The Philosophy Of Physician Assisted Suicide Essay

2469 Words Mar 28th, 2016 10 Pages
In the original Hippocratic Oath, written in 400 B.C.E., physicians were made to swear that they would “neither give a deadly drug to anybody who asked for it, nor will [they] make a suggestion to this effect.” While many physicians to this day fiercely agree with this statement, it would be unreasonable not to reconsider and evaluate a centuries-old perception on physician-assisted suicide. Physician-assisted suicide (PAS) calls for physicians to prescribe lethal medication to patients with terminal illnesses who desire to end their lives. Although the debate over the legalization and morality of PAS is thousands of years old, in the past fifty years the issue has been put under the spotlight with the legalization of the practice in countries such as the Netherlands and Belgium as well as several U.S. states, the first being Oregon. While substantial progress has been made in the movement to legalize PAS, many citizens with terminal illnesses are still refused the choice to end their lives on their terms. The legalization of PAS in the U.S. is simply the humane thing to do as it prevents the unnecessary suffering of terminally ill patients.

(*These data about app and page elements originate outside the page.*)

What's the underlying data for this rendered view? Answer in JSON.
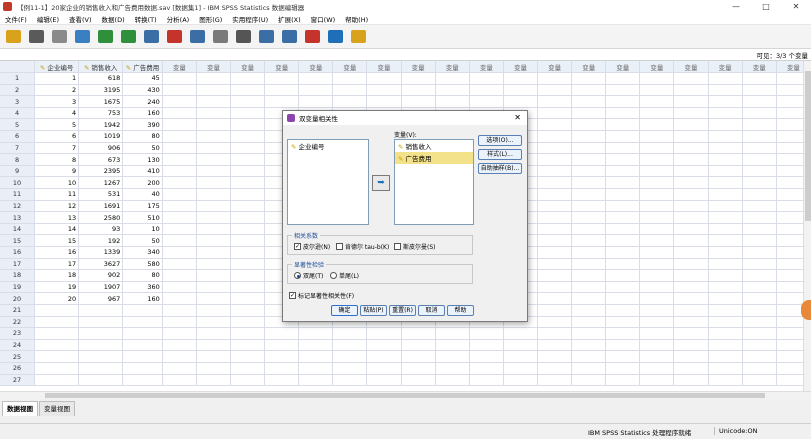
{
  "window": {
    "title": "【例11-1】20家企业的销售收入和广告费用数据.sav [数据集1] - IBM SPSS Statistics 数据编辑器",
    "controls": [
      "—",
      "□",
      "✕"
    ]
  },
  "menu": [
    "文件(F)",
    "编辑(E)",
    "查看(V)",
    "数据(D)",
    "转换(T)",
    "分析(A)",
    "图形(G)",
    "实用程序(U)",
    "扩展(X)",
    "窗口(W)",
    "帮助(H)"
  ],
  "toolbar": {
    "icons": [
      "open-folder-icon",
      "save-icon",
      "print-icon",
      "dialog-recall-icon",
      "undo-icon",
      "redo-icon",
      "go-to-case-icon",
      "go-to-variable-icon",
      "variables-icon",
      "split-file-icon",
      "find-icon",
      "insert-cases-icon",
      "insert-variable-icon",
      "weight-cases-icon",
      "value-labels-icon",
      "use-sets-icon"
    ],
    "colors": [
      "#d9a21b",
      "#5a5a5a",
      "#8a8a8a",
      "#3a7fc1",
      "#2f8f3b",
      "#2f8f3b",
      "#3a6ea5",
      "#c4342b",
      "#3a6ea5",
      "#7a7a7a",
      "#555555",
      "#3a6ea5",
      "#3a6ea5",
      "#c4342b",
      "#1f6fb8",
      "#d9a21b"
    ]
  },
  "cellbar": {
    "visible": "可见：3/3 个变量"
  },
  "grid": {
    "columns": [
      "企业编号",
      "销售收入",
      "广告费用"
    ],
    "empty_column_label": "变量",
    "empty_columns": 19,
    "rows": [
      [
        1,
        618,
        45
      ],
      [
        2,
        3195,
        430
      ],
      [
        3,
        1675,
        240
      ],
      [
        4,
        753,
        160
      ],
      [
        5,
        1942,
        390
      ],
      [
        6,
        1019,
        80
      ],
      [
        7,
        906,
        50
      ],
      [
        8,
        673,
        130
      ],
      [
        9,
        2395,
        410
      ],
      [
        10,
        1267,
        200
      ],
      [
        11,
        531,
        40
      ],
      [
        12,
        1691,
        175
      ],
      [
        13,
        2580,
        510
      ],
      [
        14,
        93,
        10
      ],
      [
        15,
        192,
        50
      ],
      [
        16,
        1339,
        340
      ],
      [
        17,
        3627,
        580
      ],
      [
        18,
        902,
        80
      ],
      [
        19,
        1907,
        360
      ],
      [
        20,
        967,
        160
      ]
    ],
    "total_row_numbers": 27
  },
  "tabs": {
    "data_view": "数据视图",
    "variable_view": "变量视图"
  },
  "status": {
    "processor": "IBM SPSS Statistics 处理程序就绪",
    "unicode": "Unicode:ON"
  },
  "dialog": {
    "title": "双变量相关性",
    "close": "✕",
    "source_vars": [
      "企业编号"
    ],
    "variables_label": "变量(V):",
    "target_vars": [
      "销售收入",
      "广告费用"
    ],
    "side_buttons": [
      "选项(O)...",
      "样式(L)...",
      "自助抽样(B)..."
    ],
    "corr_group": {
      "legend": "相关系数",
      "pearson": "皮尔逊(N)",
      "kendall": "肯德尔 tau-b(K)",
      "spearman": "斯皮尔曼(S)"
    },
    "sig_group": {
      "legend": "显著性检验",
      "two_tailed": "双尾(T)",
      "one_tailed": "单尾(L)"
    },
    "flag_sig": "标记显著性相关性(F)",
    "buttons": [
      "确定",
      "粘贴(P)",
      "重置(R)",
      "取消",
      "帮助"
    ]
  }
}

Furthermore, ending the ban on PAS would treat all patients fairly under the Constitution, and discontinue the unregulated “underground” practice of assisted suicide While PAS might be a popularly debated issue today, some might not even recall hearing about the issue prior to the 1990. The movement for PAS was truly put in the…

Related Documents